[Task to complete] Find all lines in the records that include the word "Write", and copy them out.

(Records for processing Opens)

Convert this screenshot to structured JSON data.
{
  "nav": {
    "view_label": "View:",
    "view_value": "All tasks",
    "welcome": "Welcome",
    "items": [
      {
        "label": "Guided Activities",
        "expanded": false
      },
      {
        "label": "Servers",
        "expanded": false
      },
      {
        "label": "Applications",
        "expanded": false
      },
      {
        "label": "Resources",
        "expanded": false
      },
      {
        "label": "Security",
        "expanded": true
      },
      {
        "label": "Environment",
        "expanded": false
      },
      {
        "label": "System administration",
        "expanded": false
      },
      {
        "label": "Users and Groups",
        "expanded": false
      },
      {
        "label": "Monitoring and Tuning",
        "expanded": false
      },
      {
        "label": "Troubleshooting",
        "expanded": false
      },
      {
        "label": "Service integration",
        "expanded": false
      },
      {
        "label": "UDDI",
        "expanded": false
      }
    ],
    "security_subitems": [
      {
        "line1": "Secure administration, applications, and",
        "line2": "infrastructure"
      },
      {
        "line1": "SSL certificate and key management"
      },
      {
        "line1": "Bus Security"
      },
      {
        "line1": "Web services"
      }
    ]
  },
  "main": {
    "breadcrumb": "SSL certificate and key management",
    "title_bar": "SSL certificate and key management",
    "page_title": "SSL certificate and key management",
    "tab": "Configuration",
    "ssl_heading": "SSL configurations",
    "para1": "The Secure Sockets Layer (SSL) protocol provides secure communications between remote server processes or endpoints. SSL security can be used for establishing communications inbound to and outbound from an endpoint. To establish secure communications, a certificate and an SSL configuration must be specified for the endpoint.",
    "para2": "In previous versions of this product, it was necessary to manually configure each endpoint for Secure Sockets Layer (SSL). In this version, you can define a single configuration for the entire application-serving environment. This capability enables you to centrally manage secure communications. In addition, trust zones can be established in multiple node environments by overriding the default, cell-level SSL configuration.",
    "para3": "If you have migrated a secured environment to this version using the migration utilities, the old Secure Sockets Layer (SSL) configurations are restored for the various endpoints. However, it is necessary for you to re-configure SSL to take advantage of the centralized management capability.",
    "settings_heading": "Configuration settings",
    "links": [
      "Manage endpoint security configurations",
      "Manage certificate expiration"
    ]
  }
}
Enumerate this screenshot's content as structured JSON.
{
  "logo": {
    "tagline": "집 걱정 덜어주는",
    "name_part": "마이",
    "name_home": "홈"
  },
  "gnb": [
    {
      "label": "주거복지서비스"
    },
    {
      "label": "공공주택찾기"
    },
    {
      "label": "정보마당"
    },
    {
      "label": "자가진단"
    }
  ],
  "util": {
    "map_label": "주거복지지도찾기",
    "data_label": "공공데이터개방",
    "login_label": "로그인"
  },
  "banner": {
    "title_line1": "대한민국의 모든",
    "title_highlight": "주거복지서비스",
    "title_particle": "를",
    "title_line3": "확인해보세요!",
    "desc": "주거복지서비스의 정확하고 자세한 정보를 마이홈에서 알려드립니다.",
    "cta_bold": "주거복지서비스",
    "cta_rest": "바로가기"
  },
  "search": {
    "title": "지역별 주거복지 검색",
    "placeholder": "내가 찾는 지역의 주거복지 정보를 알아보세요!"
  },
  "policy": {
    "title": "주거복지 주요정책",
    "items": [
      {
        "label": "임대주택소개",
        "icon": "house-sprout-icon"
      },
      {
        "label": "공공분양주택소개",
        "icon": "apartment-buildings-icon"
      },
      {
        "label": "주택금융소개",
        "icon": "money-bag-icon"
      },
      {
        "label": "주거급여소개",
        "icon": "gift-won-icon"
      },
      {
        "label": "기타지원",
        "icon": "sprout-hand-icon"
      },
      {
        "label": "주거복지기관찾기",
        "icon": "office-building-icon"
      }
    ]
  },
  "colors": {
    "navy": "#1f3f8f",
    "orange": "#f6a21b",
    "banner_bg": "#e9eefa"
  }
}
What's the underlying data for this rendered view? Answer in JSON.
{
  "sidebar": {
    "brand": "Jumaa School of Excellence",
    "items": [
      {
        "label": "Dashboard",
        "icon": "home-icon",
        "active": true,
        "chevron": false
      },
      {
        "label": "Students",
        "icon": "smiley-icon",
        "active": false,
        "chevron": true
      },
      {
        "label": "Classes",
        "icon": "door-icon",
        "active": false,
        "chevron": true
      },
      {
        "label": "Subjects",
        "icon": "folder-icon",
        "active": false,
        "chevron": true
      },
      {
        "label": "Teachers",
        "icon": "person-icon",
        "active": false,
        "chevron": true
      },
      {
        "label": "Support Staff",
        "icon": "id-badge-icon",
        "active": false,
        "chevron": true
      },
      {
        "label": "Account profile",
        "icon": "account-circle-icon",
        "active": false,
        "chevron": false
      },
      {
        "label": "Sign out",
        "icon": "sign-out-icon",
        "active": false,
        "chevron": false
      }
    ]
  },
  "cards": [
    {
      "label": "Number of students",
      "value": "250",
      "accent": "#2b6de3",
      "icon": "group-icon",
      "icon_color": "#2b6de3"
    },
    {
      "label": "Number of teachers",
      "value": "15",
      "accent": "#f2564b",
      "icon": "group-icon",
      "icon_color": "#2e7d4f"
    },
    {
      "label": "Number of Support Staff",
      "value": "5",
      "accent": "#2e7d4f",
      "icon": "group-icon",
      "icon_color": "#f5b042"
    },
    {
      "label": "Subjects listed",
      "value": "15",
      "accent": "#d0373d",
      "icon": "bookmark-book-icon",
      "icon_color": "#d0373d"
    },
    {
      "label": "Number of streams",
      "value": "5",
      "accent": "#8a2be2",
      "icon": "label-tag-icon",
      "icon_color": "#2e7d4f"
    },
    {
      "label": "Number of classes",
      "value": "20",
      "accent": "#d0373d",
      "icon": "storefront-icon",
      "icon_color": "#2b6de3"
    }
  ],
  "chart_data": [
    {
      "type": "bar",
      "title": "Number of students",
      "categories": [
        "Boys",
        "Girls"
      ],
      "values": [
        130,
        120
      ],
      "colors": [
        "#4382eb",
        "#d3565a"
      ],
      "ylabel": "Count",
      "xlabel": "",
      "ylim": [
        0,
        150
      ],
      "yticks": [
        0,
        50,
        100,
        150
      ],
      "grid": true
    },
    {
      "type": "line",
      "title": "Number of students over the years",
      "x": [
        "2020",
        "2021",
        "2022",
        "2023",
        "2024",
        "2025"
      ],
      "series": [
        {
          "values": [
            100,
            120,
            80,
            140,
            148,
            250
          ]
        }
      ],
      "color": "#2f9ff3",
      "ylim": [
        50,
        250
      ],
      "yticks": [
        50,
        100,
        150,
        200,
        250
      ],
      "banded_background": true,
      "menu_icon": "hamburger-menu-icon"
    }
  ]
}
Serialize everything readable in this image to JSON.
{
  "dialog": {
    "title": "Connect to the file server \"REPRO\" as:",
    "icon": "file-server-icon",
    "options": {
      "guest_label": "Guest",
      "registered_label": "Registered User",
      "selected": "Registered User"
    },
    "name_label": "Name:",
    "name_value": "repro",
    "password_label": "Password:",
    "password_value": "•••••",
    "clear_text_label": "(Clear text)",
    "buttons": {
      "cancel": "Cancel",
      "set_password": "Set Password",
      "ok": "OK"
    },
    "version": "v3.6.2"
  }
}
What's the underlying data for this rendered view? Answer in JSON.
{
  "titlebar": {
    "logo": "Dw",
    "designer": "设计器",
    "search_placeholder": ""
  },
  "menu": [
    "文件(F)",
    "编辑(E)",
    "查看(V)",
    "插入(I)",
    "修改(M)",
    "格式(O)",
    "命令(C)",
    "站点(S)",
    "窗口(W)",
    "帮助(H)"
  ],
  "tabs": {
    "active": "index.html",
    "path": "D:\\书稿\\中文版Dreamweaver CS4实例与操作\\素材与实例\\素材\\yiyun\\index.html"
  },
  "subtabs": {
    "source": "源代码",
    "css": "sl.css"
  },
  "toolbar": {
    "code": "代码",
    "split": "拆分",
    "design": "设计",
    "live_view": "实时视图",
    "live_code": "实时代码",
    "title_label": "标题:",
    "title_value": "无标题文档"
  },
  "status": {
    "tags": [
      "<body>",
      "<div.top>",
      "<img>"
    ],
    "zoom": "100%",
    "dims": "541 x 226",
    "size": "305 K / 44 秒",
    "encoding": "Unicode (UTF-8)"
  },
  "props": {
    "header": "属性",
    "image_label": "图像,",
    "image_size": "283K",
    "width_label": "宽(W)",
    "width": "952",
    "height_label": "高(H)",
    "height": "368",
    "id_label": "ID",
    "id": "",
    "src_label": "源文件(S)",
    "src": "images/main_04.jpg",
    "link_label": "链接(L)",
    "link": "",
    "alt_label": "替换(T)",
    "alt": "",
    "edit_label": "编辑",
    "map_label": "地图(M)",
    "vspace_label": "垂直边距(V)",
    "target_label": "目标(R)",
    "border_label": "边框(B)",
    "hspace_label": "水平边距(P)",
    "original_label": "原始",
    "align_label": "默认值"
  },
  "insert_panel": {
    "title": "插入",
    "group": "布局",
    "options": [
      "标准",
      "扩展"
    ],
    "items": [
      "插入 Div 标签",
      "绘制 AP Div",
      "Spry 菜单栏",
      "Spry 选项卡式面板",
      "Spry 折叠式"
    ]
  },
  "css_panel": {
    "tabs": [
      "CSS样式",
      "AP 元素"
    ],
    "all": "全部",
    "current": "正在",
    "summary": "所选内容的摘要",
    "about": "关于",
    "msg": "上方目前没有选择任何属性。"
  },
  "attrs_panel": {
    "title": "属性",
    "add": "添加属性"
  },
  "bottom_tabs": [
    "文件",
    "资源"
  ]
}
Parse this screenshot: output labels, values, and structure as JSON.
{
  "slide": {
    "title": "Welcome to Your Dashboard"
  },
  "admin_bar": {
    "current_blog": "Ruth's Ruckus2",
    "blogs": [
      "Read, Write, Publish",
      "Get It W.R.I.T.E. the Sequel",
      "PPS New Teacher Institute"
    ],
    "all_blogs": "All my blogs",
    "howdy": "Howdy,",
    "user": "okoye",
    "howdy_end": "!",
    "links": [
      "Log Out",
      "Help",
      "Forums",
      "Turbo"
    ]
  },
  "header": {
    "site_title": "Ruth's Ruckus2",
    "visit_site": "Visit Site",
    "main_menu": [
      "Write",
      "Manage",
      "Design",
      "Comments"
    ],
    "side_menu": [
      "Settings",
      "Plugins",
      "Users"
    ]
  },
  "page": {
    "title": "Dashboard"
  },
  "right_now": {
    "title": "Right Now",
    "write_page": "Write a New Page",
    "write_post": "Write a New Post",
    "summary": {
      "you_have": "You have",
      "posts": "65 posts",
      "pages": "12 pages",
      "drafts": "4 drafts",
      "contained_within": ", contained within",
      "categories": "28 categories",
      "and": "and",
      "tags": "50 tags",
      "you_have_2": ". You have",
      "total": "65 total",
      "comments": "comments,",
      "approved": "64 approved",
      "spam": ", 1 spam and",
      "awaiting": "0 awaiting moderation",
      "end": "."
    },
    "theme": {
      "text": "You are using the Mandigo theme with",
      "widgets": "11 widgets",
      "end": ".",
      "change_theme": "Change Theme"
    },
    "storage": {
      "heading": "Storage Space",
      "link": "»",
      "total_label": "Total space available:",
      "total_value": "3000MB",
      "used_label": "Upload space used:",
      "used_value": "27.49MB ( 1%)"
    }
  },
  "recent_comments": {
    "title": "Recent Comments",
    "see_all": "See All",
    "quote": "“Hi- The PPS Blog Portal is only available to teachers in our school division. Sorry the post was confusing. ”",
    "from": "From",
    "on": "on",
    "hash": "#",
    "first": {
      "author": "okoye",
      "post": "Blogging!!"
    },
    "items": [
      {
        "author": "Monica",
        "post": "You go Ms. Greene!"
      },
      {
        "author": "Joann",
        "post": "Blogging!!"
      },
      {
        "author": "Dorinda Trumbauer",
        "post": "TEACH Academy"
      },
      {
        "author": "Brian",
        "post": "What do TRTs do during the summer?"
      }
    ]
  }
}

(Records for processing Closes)

[Exercise answer]
      "Read, Write, Publish",
      "Write",
    "write_page": "Write a New Page",
    "write_post": "Write a New Post",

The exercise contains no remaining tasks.